═══ Available records ═══

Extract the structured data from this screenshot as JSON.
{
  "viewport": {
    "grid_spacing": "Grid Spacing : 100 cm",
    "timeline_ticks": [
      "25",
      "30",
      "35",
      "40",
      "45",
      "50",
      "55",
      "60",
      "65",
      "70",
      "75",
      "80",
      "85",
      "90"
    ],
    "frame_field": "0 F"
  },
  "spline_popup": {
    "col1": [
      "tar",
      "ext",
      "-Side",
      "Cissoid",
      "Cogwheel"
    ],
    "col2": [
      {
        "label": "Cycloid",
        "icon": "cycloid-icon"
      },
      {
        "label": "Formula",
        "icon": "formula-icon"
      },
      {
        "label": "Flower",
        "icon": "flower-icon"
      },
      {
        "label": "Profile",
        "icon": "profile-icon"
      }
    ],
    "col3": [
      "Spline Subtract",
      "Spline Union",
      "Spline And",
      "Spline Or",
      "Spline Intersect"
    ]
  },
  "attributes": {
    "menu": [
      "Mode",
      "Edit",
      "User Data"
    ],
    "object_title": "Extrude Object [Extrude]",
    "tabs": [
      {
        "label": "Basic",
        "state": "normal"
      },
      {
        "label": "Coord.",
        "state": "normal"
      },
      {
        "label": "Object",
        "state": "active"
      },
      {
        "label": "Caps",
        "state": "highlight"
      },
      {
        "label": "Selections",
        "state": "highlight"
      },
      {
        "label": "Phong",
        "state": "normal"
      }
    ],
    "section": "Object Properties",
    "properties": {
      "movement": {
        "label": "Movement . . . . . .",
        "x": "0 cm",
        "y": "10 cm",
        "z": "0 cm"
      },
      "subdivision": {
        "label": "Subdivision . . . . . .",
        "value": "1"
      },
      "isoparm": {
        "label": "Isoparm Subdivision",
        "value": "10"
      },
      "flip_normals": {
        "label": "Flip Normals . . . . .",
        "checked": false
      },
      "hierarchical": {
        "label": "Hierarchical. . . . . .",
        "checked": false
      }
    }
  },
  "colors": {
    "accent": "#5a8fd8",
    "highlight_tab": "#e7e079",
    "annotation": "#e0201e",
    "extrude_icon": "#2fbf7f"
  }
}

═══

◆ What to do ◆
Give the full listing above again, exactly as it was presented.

◆ Final answer ◆
Extract the structured data from this screenshot as JSON.
{
  "viewport": {
    "grid_spacing": "Grid Spacing : 100 cm",
    "timeline_ticks": [
      "25",
      "30",
      "35",
      "40",
      "45",
      "50",
      "55",
      "60",
      "65",
      "70",
      "75",
      "80",
      "85",
      "90"
    ],
    "frame_field": "0 F"
  },
  "spline_popup": {
    "col1": [
      "tar",
      "ext",
      "-Side",
      "Cissoid",
      "Cogwheel"
    ],
    "col2": [
      {
        "label": "Cycloid",
        "icon": "cycloid-icon"
      },
      {
        "label": "Formula",
        "icon": "formula-icon"
      },
      {
        "label": "Flower",
        "icon": "flower-icon"
      },
      {
        "label": "Profile",
        "icon": "profile-icon"
      }
    ],
    "col3": [
      "Spline Subtract",
      "Spline Union",
      "Spline And",
      "Spline Or",
      "Spline Intersect"
    ]
  },
  "attributes": {
    "menu": [
      "Mode",
      "Edit",
      "User Data"
    ],
    "object_title": "Extrude Object [Extrude]",
    "tabs": [
      {
        "label": "Basic",
        "state": "normal"
      },
      {
        "label": "Coord.",
        "state": "normal"
      },
      {
        "label": "Object",
        "state": "active"
      },
      {
        "label": "Caps",
        "state": "highlight"
      },
      {
        "label": "Selections",
        "state": "highlight"
      },
      {
        "label": "Phong",
        "state": "normal"
      }
    ],
    "section": "Object Properties",
    "properties": {
      "movement": {
        "label": "Movement . . . . . .",
        "x": "0 cm",
        "y": "10 cm",
        "z": "0 cm"
      },
      "subdivision": {
        "label": "Subdivision . . . . . .",
        "value": "1"
      },
      "isoparm": {
        "label": "Isoparm Subdivision",
        "value": "10"
      },
      "flip_normals": {
        "label": "Flip Normals . . . . .",
        "checked": false
      },
      "hierarchical": {
        "label": "Hierarchical. . . . . .",
        "checked": false
      }
    }
  },
  "colors": {
    "accent": "#5a8fd8",
    "highlight_tab": "#e7e079",
    "annotation": "#e0201e",
    "extrude_icon": "#2fbf7f"
  }
}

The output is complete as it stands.